### Exercise requirements
Please copy each line below that contains the word "JSON".

##########

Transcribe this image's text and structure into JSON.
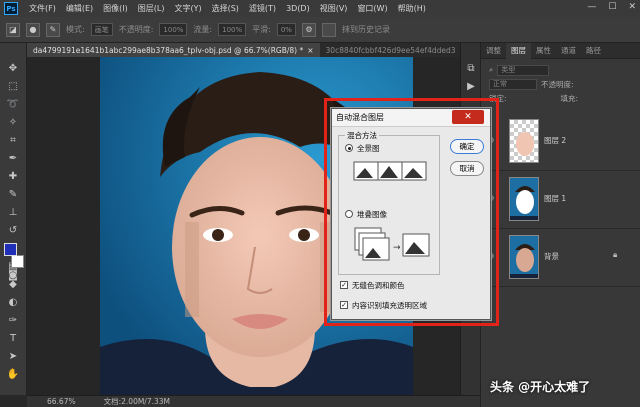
{
  "menu": [
    "文件(F)",
    "编辑(E)",
    "图像(I)",
    "图层(L)",
    "文字(Y)",
    "选择(S)",
    "滤镜(T)",
    "3D(D)",
    "视图(V)",
    "窗口(W)",
    "帮助(H)"
  ],
  "options": {
    "mode_label": "模式:",
    "mode_value": "画笔",
    "opacity_label": "不透明度:",
    "opacity_value": "100%",
    "flow_label": "流量:",
    "flow_value": "100%",
    "smooth_label": "平滑:",
    "smooth_value": "0%",
    "history_label": "抹到历史记录"
  },
  "tabs": [
    {
      "label": "da4799191e1641b1abc299ae8b378aa6_tplv-obj.psd @ 66.7%(RGB/8) *",
      "close": "×"
    },
    {
      "label": "30c8840fcbbf426d9ee54ef4dded3",
      "close": ""
    }
  ],
  "status": {
    "zoom": "66.67%",
    "doc": "文档:2.00M/7.33M"
  },
  "panel": {
    "tabs": [
      "调整",
      "图层",
      "属性",
      "通道",
      "路径"
    ],
    "kind_label": "类型",
    "blend_mode": "正常",
    "opacity_label": "不透明度:",
    "lock_label": "锁定:",
    "fill_label": "填充:",
    "layers": [
      {
        "name": "图层 2"
      },
      {
        "name": "图层 1"
      },
      {
        "name": "背景"
      }
    ]
  },
  "dialog": {
    "title": "自动混合图层",
    "close": "✕",
    "group_title": "混合方法",
    "option1": "全景图",
    "option2": "堆叠图像",
    "ok": "确定",
    "cancel": "取消",
    "check1": "无缝色调和颜色",
    "check2": "内容识别填充透明区域"
  },
  "watermark": "头条 @开心太难了",
  "colors": {
    "foreground": "#1f2fb8",
    "background": "#ffffff",
    "highlight": "#e2231a"
  }
}
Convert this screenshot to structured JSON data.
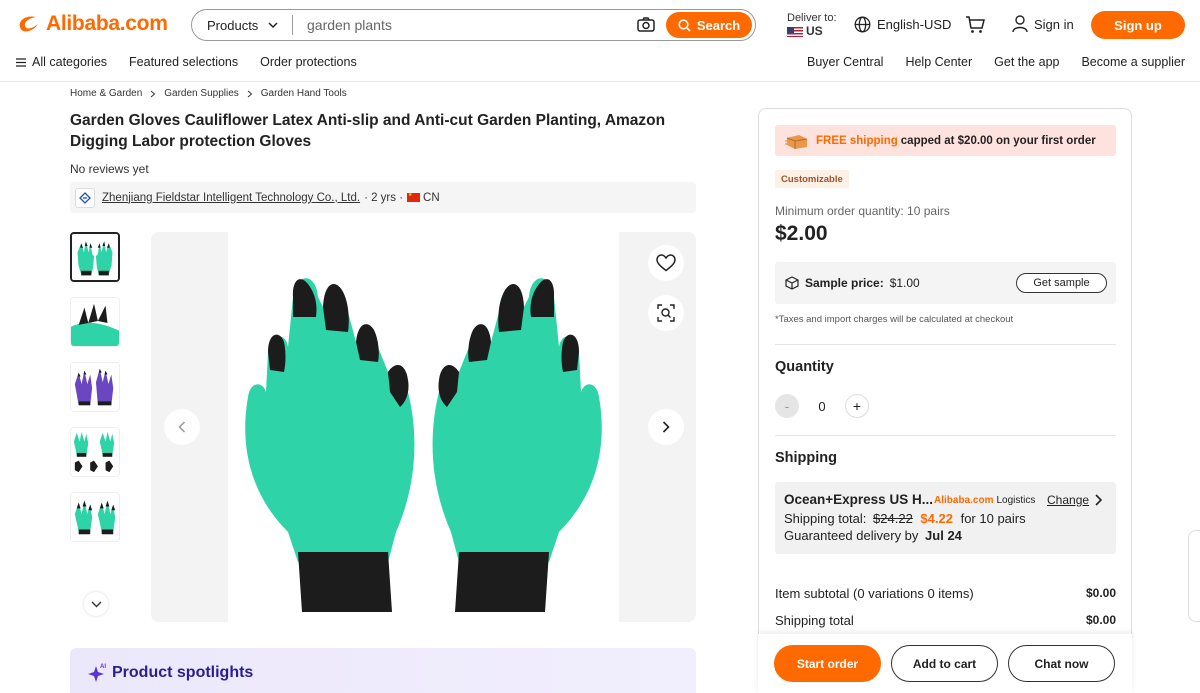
{
  "header": {
    "logo_text": "Alibaba.com",
    "products_label": "Products",
    "search_value": "garden plants",
    "search_button": "Search",
    "deliver_label": "Deliver to:",
    "deliver_country": "US",
    "language": "English-USD",
    "signin_label": "Sign in",
    "signup_label": "Sign up"
  },
  "nav": {
    "left": [
      "All categories",
      "Featured selections",
      "Order protections"
    ],
    "right": [
      "Buyer Central",
      "Help Center",
      "Get the app",
      "Become a supplier"
    ]
  },
  "breadcrumb": [
    "Home & Garden",
    "Garden Supplies",
    "Garden Hand Tools"
  ],
  "product": {
    "title": "Garden Gloves Cauliflower Latex Anti-slip and Anti-cut Garden Planting, Amazon Digging Labor protection Gloves",
    "reviews": "No reviews yet",
    "supplier_name": "Zhenjiang Fieldstar Intelligent Technology Co., Ltd.",
    "supplier_years": "· 2 yrs ·",
    "supplier_country": "CN"
  },
  "spotlight": {
    "ai_badge": "AI",
    "label": "Product spotlights"
  },
  "panel": {
    "banner_free": "FREE shipping",
    "banner_rest": "capped at $20.00 on your first order",
    "customizable": "Customizable",
    "moq": "Minimum order quantity: 10 pairs",
    "price": "$2.00",
    "sample_label": "Sample price:",
    "sample_value": "$1.00",
    "sample_button": "Get sample",
    "tax_note": "*Taxes and import charges will be calculated at checkout",
    "quantity_title": "Quantity",
    "quantity_minus": "-",
    "quantity_value": "0",
    "quantity_plus": "+",
    "shipping_title": "Shipping",
    "shipping_method": "Ocean+Express US H...",
    "logistics_brand": "Alibaba.com",
    "logistics_word": "Logistics",
    "change_label": "Change",
    "shipping_total_label": "Shipping total:",
    "shipping_total_old": "$24.22",
    "shipping_total_new": "$4.22",
    "shipping_total_for": "for 10 pairs",
    "guarantee_label": "Guaranteed delivery by",
    "guarantee_date": "Jul 24",
    "item_subtotal_label": "Item subtotal (0 variations 0 items)",
    "item_subtotal_value": "$0.00",
    "shipping_total_row_label": "Shipping total",
    "shipping_total_row_value": "$0.00"
  },
  "actions": {
    "start_order": "Start order",
    "add_to_cart": "Add to cart",
    "chat_now": "Chat now"
  },
  "colors": {
    "accent": "#ff6a00",
    "glove_green": "#2fd3a8",
    "glove_black": "#1c1c1c"
  }
}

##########

### Answer to the exercise
Transcribe this image's text and structure into JSON.
Convert this screenshot to structured JSON data.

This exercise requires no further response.